Our Robot Overlord
Before the Christmas break, a coworker asked me what I was getting my wife for Christmas:
I said, "a vacuum cleaner."
"Are you insane?! You'll wake up in a burning bed!"
"Nah. First of all, she REALLY likes her sleep. She would do nothing to damage our nice memory foam bed. If she were really mad, I'd just have to keep an eye out for Drain-O in the beef stew. "
"But, she plays the long game. I am probably safe until the 401(k) vests, then all the slights and wrongs will come due…"
"Secondly, we've been together for a long time. The bloom, as they say, is off that rose. Been there, done that on all the cute couple gifts."
"Thirdly, it's not just *any* vacuum cleaner, it's a Roomba"
"OOOH! That's different." Sarcasm dripping.
"Yeah, it's something she's wanted for a long time. And, as you know, we have the 3 Huskies…even vacuuming twice a week means putting up with dog hair on the floor the other 5 days. She figures if it runs every day, even if it's not perfect, it's a lot better."

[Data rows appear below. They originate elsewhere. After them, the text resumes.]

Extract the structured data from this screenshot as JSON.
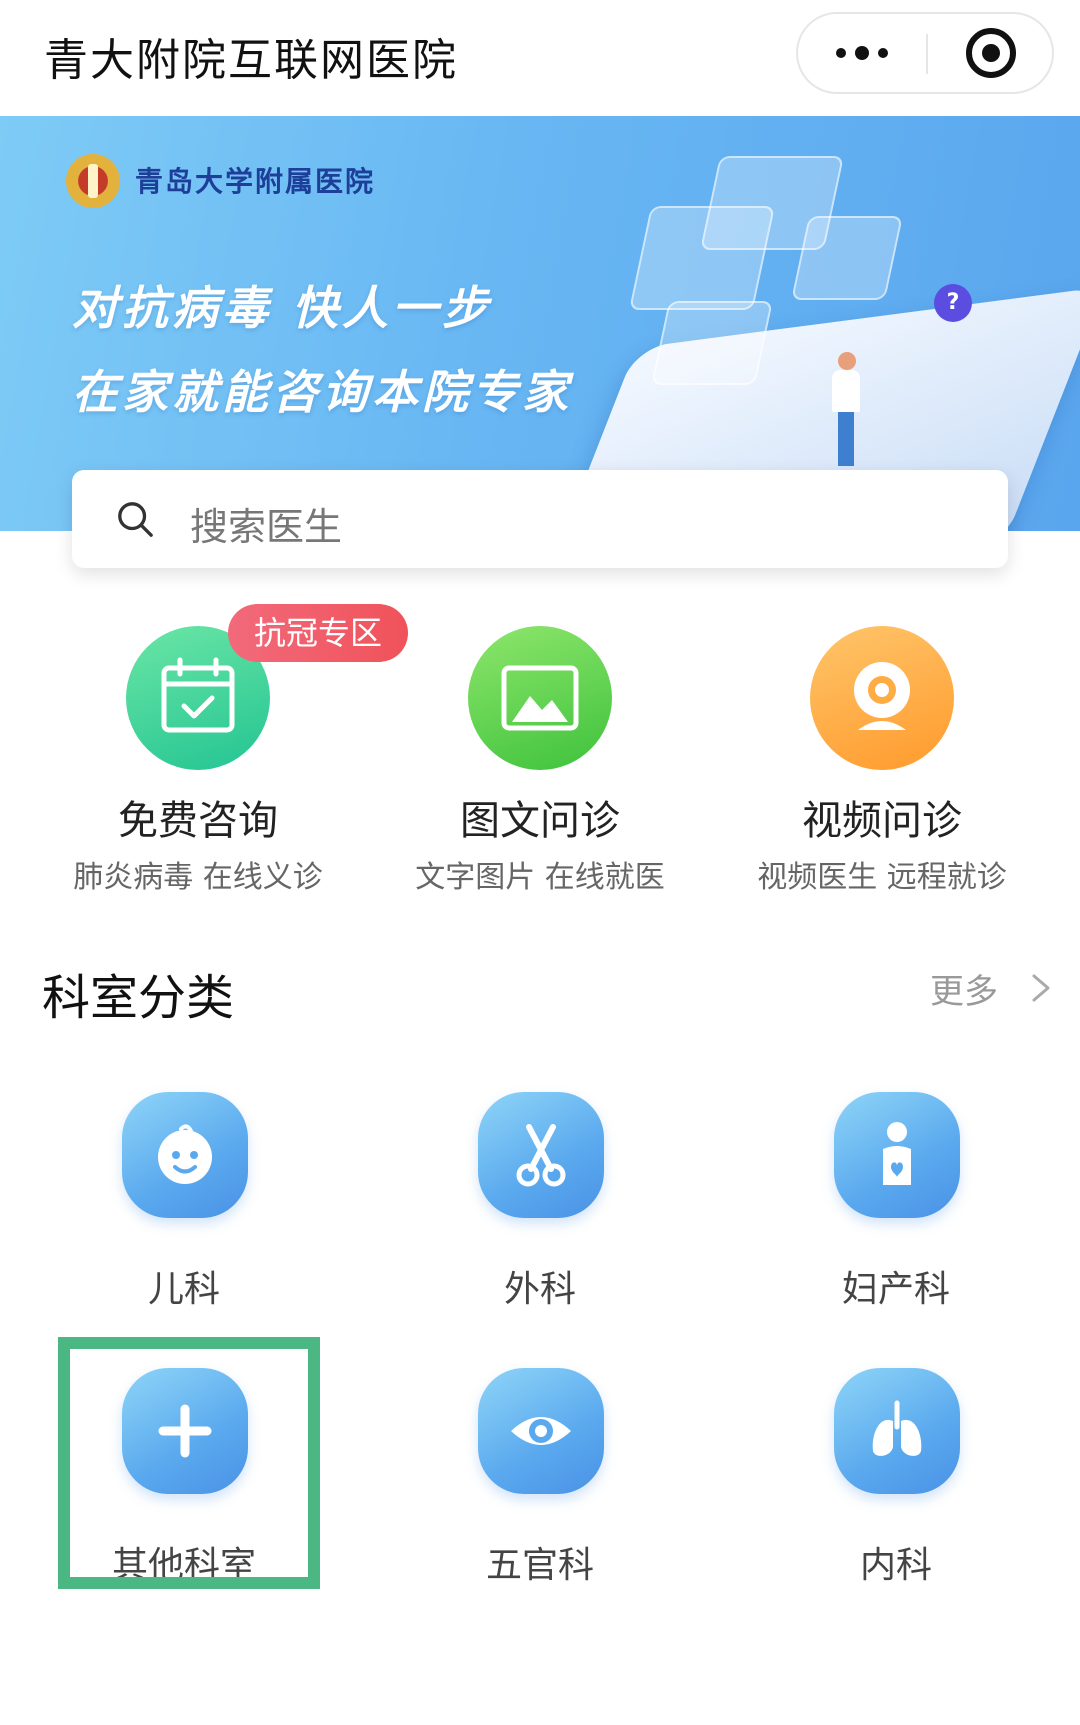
{
  "header": {
    "title": "青大附院互联网医院",
    "more_icon": "more-dots-icon",
    "close_icon": "target-close-icon"
  },
  "banner": {
    "hospital_name": "青岛大学附属医院",
    "slogan_line1": "对抗病毒 快人一步",
    "slogan_line2": "在家就能咨询本院专家"
  },
  "search": {
    "placeholder": "搜索医生"
  },
  "services": [
    {
      "name": "免费咨询",
      "subtitle": "肺炎病毒 在线义诊",
      "icon": "calendar-check-icon",
      "badge": "抗冠专区"
    },
    {
      "name": "图文问诊",
      "subtitle": "文字图片 在线就医",
      "icon": "image-icon"
    },
    {
      "name": "视频问诊",
      "subtitle": "视频医生 远程就诊",
      "icon": "webcam-icon"
    }
  ],
  "departments_section": {
    "title": "科室分类",
    "more_label": "更多"
  },
  "departments": [
    {
      "label": "儿科",
      "icon": "baby-face-icon"
    },
    {
      "label": "外科",
      "icon": "scissors-icon"
    },
    {
      "label": "妇产科",
      "icon": "mother-heart-icon"
    },
    {
      "label": "其他科室",
      "icon": "plus-icon",
      "highlighted": true
    },
    {
      "label": "五官科",
      "icon": "eye-icon"
    },
    {
      "label": "内科",
      "icon": "lungs-icon"
    }
  ],
  "colors": {
    "banner": "#68b7f3",
    "department_tile": "#5aa9ee",
    "highlight_border": "#4bb783",
    "badge": "#f0525a"
  }
}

And so it went. I did some research. My concern is with the capacity (see 3 Huskies). These things are pretty small. The top-end model empties itself. Which sounds cool and all until you realize that the bin they empty into is also pretty small. I didn't want a cheap model because it will get used and I didn't want to just burn one up. So I settled for a mid-range one that had repair parts available so we should be able to keep it going for a while. Unless the dogs ate it or something.
The big day came and, as predicted, she was ecstatic to receive a Roomba and quickly proceeded to put it together and set it to charging.
Another thing that my research had warned me about was how it behaves initially. It's dumb, or at least it looks that way. The Roomba uses a machine-learning algorithm to figure out your floorplan. The way that algorithm builds the model of your floor isn't the way you would go about it. So it looks to a human observer as terribly inefficient: rattling about, hitting the same obstacle over and over, vacuuming the same patch of floor 4 or 5 times.
The noise isn't bad. Nowhere near as loud as a real vacuum cleaner. Of course, it has nowhere near the power either, but that's not the point. But. Those first days. I would set it off and then go into the shop because as quiet as it was, I'd rather not listen to it. And in the shop, my head is near the floor (low ceiling in the basement) so I can monitor its progress.
Mysteriously, after a while, no sound. Hmm. Tie to go see if the dogs decided to see what the little thing tasted like. Dogs asleep. Roomba charging station empty. Hmm. Wander around the house. Oh look, it's in the middle of the master bedroom floor. Dead. The bin full, the sweeper bar chock full of dog hair. It's been defeated. Carry it back to the stand and let it charge after cleaning it out.
After a week or so, depending on your layout, it should have it all figured out. And it can zip around merrily chasing dog fur tumbleweeds. And when the power is low, it goes home to charge and sings a little song to let you know it's done for the day.
I've witnessed this happen exactly once so far. To be fair, I leave the house for work and mostly this happens during the day so presumably, this is now a common occurrence.
After a few days with the Roomba, Jess comes to me with a pad of paper. Measurements.
"I need you to make little wooden blocks, this size."
"The Roomba is sad."
"Sad? It's a machine. And, hopefully, not yet at a Cylon level of intelligence. What's it sad about?"
"It really wants to get under the couch and love seat to clean and they are about 2" too low for it to fit. It knows there's dog fur under there and it can't get to it."
"So we need all our furniture to be Roomba approved now?"
"Yes, that makes it happy. It wants to get the whole floor clean."
It's then that I notice she's picked up the random items that I think she leaves on the floor to test me on how I am doing with remaining calm in the face of adversity. And I see that all the dining room chairs are upside down on the table. Presumably to provide unfettered access to that area which is a Known Dog Fur Collection Area.
So it's off to the shop to find some scrap oak, the only species I'd have in the needed size. If I was going to bang out a project that delays the Bed of Doom, I don't want to have to also glue-up something and add another day of delay.
So I make 8 blocks 2-3/4" x 2-3/4" x 2" tall. Chamfered, stained to match the existing legs of the couch and loveseat. With a predrilled and countersunk hole for mounting and fresh felt pads for the bottoms to protect the hardwood floors. Not that there is any finish left on them after 20 years of dogs and kids, but it's the thought that counts…
Flipping the couch over, scrapping off the dog fur impregnated remains of the old felt pads, installing the new blocks, no problem. Hmm, I need to stand it back up and the screws are fin and all, but that's a lot of leverage. We need to pick the couch up and set it down on the legs. No kids home, so I had to get Jess to help with this. It went as you might imagine. But after some work, we got the furniture upright.
Now the Roomba has access to the underside area and, I guess, it is happier.
I'm still going to keep an eye on it. If that cheery green light turns into a red one that scans back and forth, I'm going hunting before it decides it doesn't need us anymore.